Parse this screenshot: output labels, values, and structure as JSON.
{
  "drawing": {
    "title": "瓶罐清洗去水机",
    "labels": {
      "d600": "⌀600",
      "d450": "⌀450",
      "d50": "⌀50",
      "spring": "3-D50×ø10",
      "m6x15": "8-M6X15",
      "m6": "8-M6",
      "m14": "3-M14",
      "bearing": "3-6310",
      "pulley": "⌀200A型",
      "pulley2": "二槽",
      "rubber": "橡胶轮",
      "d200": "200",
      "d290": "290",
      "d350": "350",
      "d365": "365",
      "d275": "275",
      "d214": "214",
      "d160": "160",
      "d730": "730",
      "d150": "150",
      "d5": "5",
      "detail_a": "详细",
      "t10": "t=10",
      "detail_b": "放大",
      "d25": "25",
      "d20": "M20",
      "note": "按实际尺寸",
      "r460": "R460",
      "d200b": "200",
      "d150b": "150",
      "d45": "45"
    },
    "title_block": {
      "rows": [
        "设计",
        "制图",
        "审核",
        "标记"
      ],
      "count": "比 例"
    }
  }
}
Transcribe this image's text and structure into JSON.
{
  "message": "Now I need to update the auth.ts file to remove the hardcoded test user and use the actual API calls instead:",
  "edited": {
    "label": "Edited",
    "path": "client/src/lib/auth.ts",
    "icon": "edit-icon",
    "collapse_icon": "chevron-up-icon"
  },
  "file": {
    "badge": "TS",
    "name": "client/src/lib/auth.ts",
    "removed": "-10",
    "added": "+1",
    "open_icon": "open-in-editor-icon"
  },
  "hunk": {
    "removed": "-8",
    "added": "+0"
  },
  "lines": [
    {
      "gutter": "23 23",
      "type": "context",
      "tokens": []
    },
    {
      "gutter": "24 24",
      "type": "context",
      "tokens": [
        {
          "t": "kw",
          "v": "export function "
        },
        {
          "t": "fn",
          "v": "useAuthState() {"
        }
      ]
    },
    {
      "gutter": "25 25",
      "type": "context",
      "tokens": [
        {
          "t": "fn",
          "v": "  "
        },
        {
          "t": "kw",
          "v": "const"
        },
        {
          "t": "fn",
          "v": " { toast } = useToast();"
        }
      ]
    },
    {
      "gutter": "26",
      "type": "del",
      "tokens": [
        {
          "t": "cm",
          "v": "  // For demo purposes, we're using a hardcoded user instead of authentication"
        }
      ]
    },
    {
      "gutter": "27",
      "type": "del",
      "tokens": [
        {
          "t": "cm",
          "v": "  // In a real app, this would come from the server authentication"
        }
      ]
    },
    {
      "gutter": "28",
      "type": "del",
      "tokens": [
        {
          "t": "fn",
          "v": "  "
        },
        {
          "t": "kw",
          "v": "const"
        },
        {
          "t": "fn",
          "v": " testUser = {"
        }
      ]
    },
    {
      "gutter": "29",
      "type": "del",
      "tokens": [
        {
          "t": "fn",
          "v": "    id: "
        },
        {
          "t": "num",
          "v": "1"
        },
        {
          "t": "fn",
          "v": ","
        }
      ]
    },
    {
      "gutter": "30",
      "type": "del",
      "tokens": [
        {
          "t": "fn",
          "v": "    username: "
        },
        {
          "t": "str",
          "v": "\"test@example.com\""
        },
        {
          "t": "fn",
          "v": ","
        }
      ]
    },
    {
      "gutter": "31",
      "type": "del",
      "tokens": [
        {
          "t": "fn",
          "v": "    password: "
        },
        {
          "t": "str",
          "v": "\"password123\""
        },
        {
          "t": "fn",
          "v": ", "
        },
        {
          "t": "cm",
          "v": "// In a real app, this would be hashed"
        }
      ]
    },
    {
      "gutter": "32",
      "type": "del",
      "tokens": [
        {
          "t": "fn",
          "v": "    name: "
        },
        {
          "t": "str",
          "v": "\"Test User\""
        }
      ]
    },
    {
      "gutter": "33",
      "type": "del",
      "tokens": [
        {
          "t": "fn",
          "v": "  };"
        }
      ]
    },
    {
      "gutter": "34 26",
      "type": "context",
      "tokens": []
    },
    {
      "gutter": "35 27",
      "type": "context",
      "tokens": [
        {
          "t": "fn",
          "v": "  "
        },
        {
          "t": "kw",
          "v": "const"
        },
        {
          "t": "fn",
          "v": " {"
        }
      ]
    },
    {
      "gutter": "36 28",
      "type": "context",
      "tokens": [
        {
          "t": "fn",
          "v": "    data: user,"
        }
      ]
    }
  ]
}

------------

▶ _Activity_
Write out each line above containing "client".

▶ _Answer for this exercise_
    "path": "client/src/lib/auth.ts",
    "name": "client/src/lib/auth.ts",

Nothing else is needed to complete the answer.